E. Coli is a host specific organism which can help determine the source of contamination and thrives in temperatures from 98.6 degrees and 120 degrees.  E. Coli can survive for months in animals or in moist or wet environments.  In a survey of U.S. agricultural fairs 11% of the 97% cattle tested came up positive for E. Coli, confirming where the majority of breakouts occur.  Product handling requires enforcement of existing regulations.  There are no existing cases of E. Coli or Listeria illnesses due to wood or plastic pallets.  E. Coli survival rates drop dramatically on dry surfaces such as pallets, which is why the pallets required air transport for testing by the NCL .

Getting Serious

Bottom-line is, no organization or company has performed a truly scientific test without results leaning towards a pre-determined outcome.  In other words, iGPS testing is pushing for wood pallet testing and safety regulations.  The NCL is pushing for both wood and plastic testing, as both tested positive for E. Coli.  The end result will be government policy, regulations and legislation that will hurt small business.  Testing needs to have the following occur:

  1. Choose a national pallet company that can track pallets:
    1. CHEP, PECO, and iGPS Pooling has the network required to track pallets throughout the supply chain.
  2. Choose a large agriculture company to volunteer testing:
    1. Dole Fresh, Grimmway Farms, Bolthouse Farms, Driscolls
  3. Test pallets prior to loading:
    1. Get an average of contaminated pallets prior to loading
    2. Send only clean pallets for transport
  4. Choose a U.S. Distributor to unload and separate.
    1. US Foodservice, Sysco, Wal-Mart, Costco
  5. Test again

The pallets would need to be marked and the workers cannot know about the test.  Except for management it needs to be blind.  Use a test of 100 pallets shipped throughout a season on a commodity susceptible to contamination.

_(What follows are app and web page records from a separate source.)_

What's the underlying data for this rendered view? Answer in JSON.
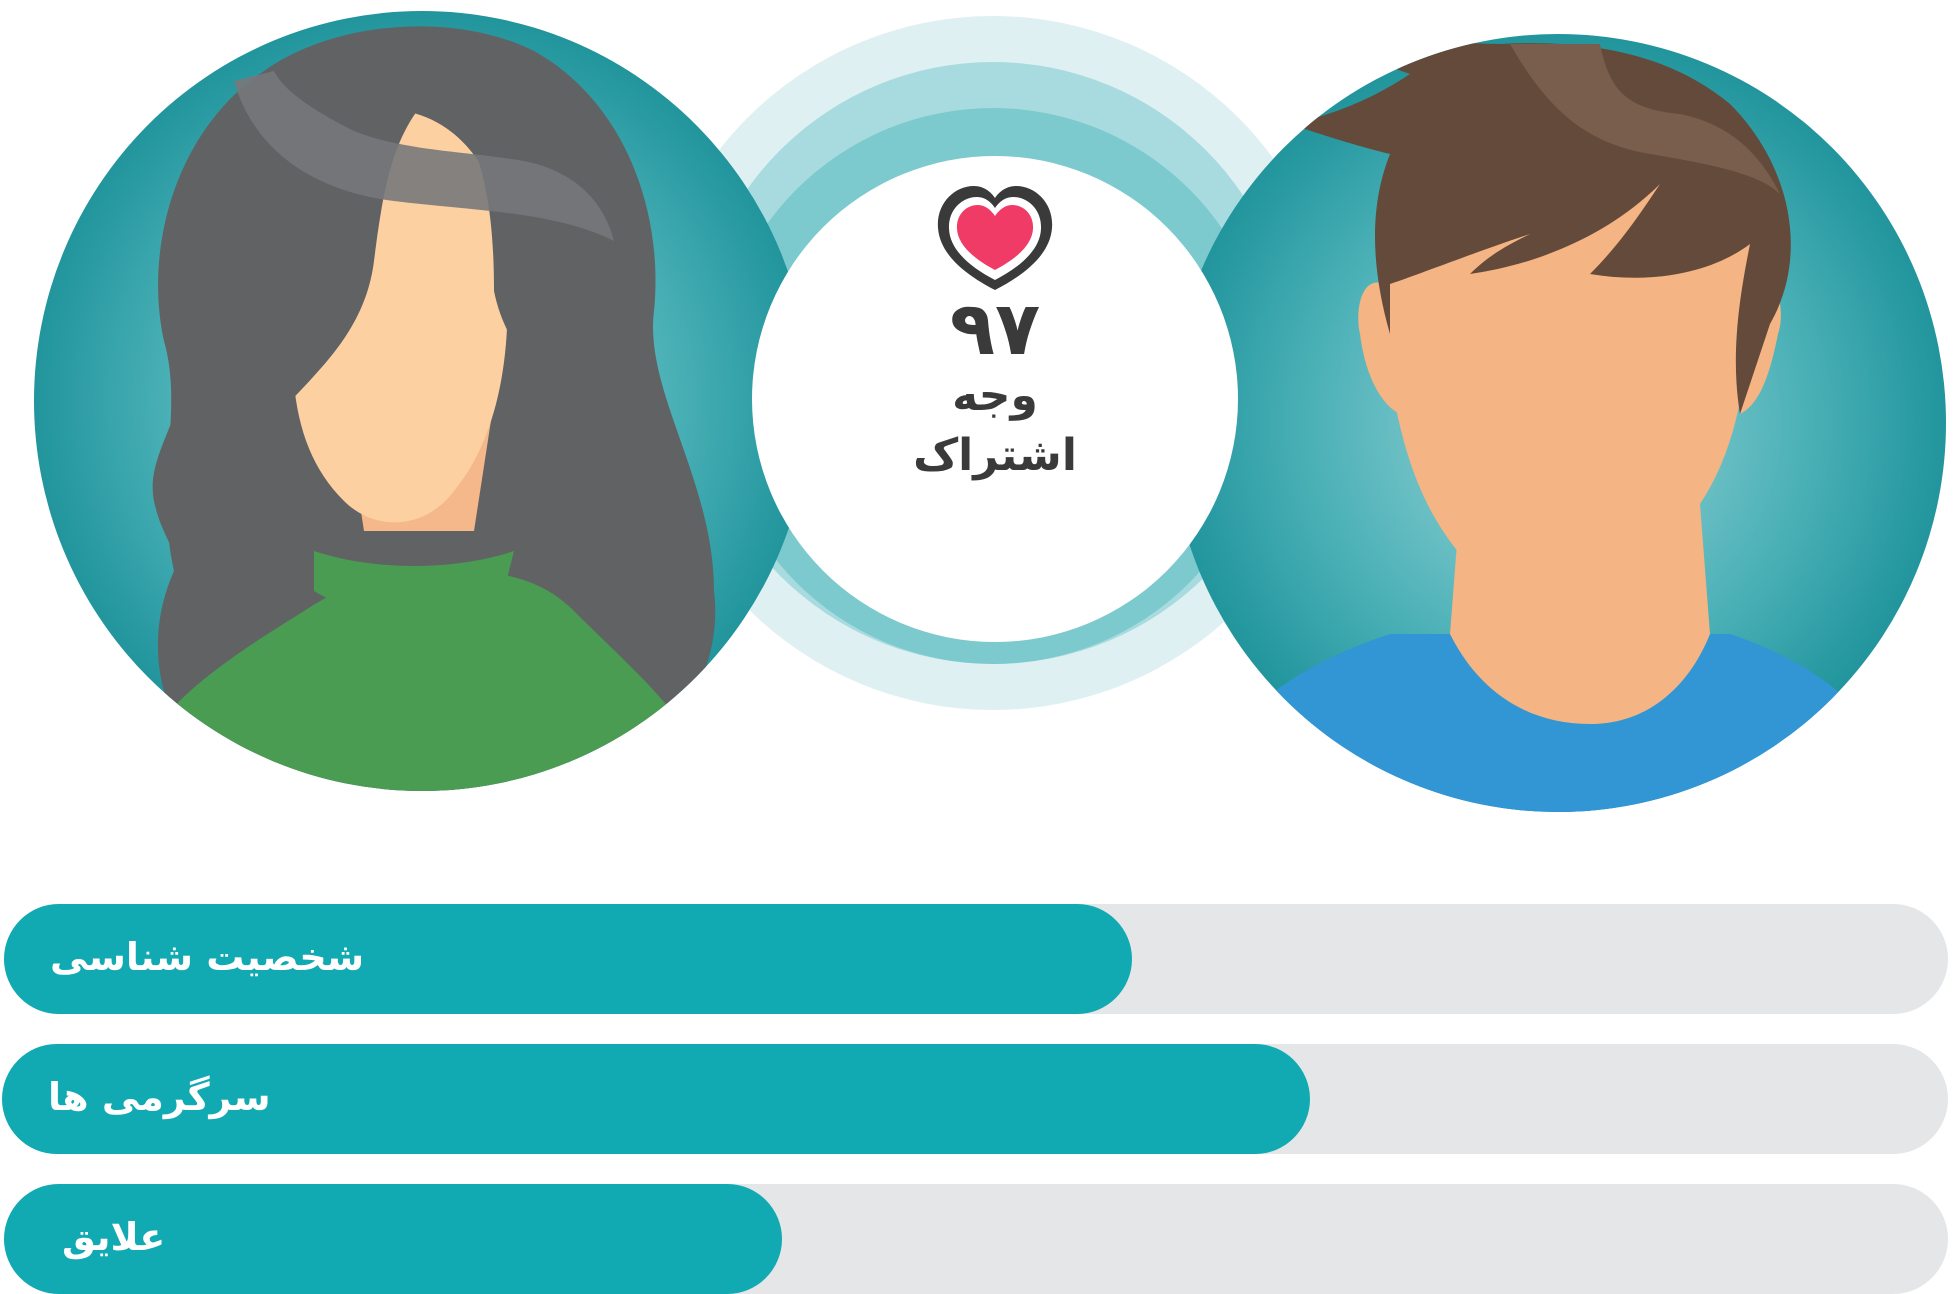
{
  "match": {
    "score": "۹۷",
    "label_line1": "وجه",
    "label_line2": "اشتراک",
    "icon": "heart-icon",
    "heart_color": "#ef3b66"
  },
  "avatars": {
    "left": {
      "icon": "female-avatar-icon"
    },
    "right": {
      "icon": "male-avatar-icon"
    }
  },
  "categories": [
    {
      "label": "شخصیت شناسی",
      "fill_fraction": 0.58
    },
    {
      "label": "سرگرمی ها",
      "fill_fraction": 0.672
    },
    {
      "label": "علایق",
      "fill_fraction": 0.4
    }
  ],
  "colors": {
    "bar_fill": "#12aab2",
    "bar_track": "#e4e6e8",
    "accent": "#0f7f88"
  }
}
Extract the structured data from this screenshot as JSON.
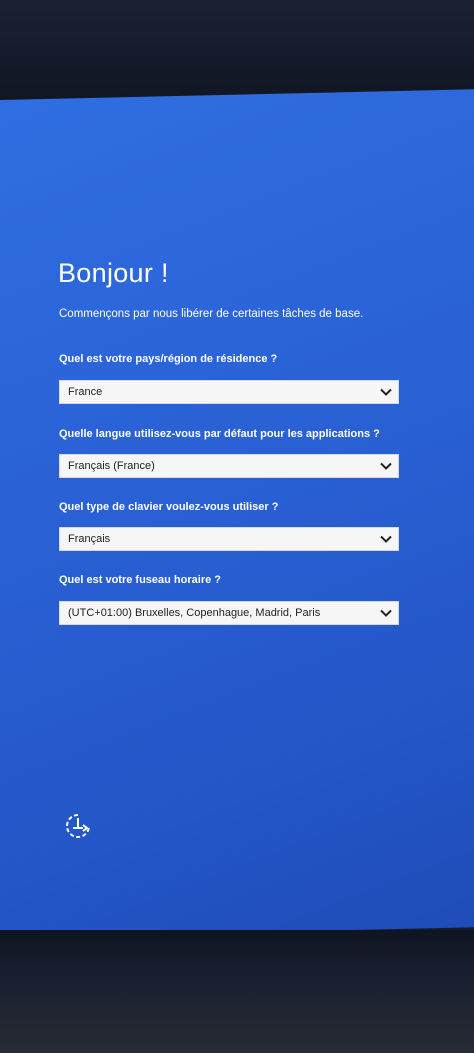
{
  "header": {
    "title": "Bonjour !",
    "subtitle": "Commençons par nous libérer de certaines tâches de base."
  },
  "questions": [
    {
      "label": "Quel est votre pays/région de résidence ?",
      "value": "France"
    },
    {
      "label": "Quelle langue utilisez-vous par défaut pour les applications ?",
      "value": "Français (France)"
    },
    {
      "label": "Quel type de clavier voulez-vous utiliser ?",
      "value": "Français"
    },
    {
      "label": "Quel est votre fuseau horaire ?",
      "value": "(UTC+01:00) Bruxelles, Copenhague, Madrid, Paris"
    }
  ],
  "icons": {
    "dropdown": "chevron-down-icon",
    "ease_of_access": "ease-of-access-icon"
  },
  "colors": {
    "screen_background": "#2a62d6",
    "text": "#ffffff",
    "dropdown_background": "#f6f6f6"
  }
}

What we have here is a failure of imagination.  These organizations and companies are conducting “gotcha” testing in an effort to get the public and politicians to act.  With this kind of testing you get irresponsible and ignorant bills like A09173 submitted by Representative Boyland of New York which bans perishable products shipped on wood pallets into New York.  Question to Mr. Boyland, some plastic pallets came up positive for E. Coli, what now?